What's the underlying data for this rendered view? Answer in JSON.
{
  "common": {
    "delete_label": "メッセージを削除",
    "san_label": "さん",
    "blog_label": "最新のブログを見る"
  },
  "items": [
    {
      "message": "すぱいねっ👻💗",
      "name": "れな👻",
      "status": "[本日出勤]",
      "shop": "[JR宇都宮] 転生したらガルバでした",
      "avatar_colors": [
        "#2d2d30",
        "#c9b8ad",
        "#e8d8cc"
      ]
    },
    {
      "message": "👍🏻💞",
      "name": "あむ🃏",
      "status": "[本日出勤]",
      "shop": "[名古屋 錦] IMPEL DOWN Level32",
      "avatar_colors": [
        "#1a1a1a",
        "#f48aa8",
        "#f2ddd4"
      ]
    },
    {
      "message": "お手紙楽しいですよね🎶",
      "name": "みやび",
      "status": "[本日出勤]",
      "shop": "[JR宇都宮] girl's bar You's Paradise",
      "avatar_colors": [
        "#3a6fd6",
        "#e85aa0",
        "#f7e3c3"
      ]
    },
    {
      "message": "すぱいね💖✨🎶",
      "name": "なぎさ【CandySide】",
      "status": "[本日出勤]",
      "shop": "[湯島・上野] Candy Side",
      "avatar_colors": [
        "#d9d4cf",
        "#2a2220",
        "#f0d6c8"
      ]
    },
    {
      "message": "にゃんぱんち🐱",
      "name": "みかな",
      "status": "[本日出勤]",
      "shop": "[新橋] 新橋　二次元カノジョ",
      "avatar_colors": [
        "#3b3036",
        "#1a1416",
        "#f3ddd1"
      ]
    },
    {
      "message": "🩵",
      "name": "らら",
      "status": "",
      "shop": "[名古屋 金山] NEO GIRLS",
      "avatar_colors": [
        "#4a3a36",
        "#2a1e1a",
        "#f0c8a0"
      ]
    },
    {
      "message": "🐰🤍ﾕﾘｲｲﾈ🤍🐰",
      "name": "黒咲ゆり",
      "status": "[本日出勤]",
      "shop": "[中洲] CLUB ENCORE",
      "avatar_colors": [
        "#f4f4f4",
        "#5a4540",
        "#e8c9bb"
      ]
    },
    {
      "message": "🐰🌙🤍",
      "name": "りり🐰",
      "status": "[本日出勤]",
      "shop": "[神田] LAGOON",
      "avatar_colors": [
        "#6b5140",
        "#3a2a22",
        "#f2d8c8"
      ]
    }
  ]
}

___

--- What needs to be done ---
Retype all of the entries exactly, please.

--- Result of this task ---
What's the underlying data for this rendered view? Answer in JSON.
{
  "common": {
    "delete_label": "メッセージを削除",
    "san_label": "さん",
    "blog_label": "最新のブログを見る"
  },
  "items": [
    {
      "message": "すぱいねっ👻💗",
      "name": "れな👻",
      "status": "[本日出勤]",
      "shop": "[JR宇都宮] 転生したらガルバでした",
      "avatar_colors": [
        "#2d2d30",
        "#c9b8ad",
        "#e8d8cc"
      ]
    },
    {
      "message": "👍🏻💞",
      "name": "あむ🃏",
      "status": "[本日出勤]",
      "shop": "[名古屋 錦] IMPEL DOWN Level32",
      "avatar_colors": [
        "#1a1a1a",
        "#f48aa8",
        "#f2ddd4"
      ]
    },
    {
      "message": "お手紙楽しいですよね🎶",
      "name": "みやび",
      "status": "[本日出勤]",
      "shop": "[JR宇都宮] girl's bar You's Paradise",
      "avatar_colors": [
        "#3a6fd6",
        "#e85aa0",
        "#f7e3c3"
      ]
    },
    {
      "message": "すぱいね💖✨🎶",
      "name": "なぎさ【CandySide】",
      "status": "[本日出勤]",
      "shop": "[湯島・上野] Candy Side",
      "avatar_colors": [
        "#d9d4cf",
        "#2a2220",
        "#f0d6c8"
      ]
    },
    {
      "message": "にゃんぱんち🐱",
      "name": "みかな",
      "status": "[本日出勤]",
      "shop": "[新橋] 新橋　二次元カノジョ",
      "avatar_colors": [
        "#3b3036",
        "#1a1416",
        "#f3ddd1"
      ]
    },
    {
      "message": "🩵",
      "name": "らら",
      "status": "",
      "shop": "[名古屋 金山] NEO GIRLS",
      "avatar_colors": [
        "#4a3a36",
        "#2a1e1a",
        "#f0c8a0"
      ]
    },
    {
      "message": "🐰🤍ﾕﾘｲｲﾈ🤍🐰",
      "name": "黒咲ゆり",
      "status": "[本日出勤]",
      "shop": "[中洲] CLUB ENCORE",
      "avatar_colors": [
        "#f4f4f4",
        "#5a4540",
        "#e8c9bb"
      ]
    },
    {
      "message": "🐰🌙🤍",
      "name": "りり🐰",
      "status": "[本日出勤]",
      "shop": "[神田] LAGOON",
      "avatar_colors": [
        "#6b5140",
        "#3a2a22",
        "#f2d8c8"
      ]
    }
  ]
}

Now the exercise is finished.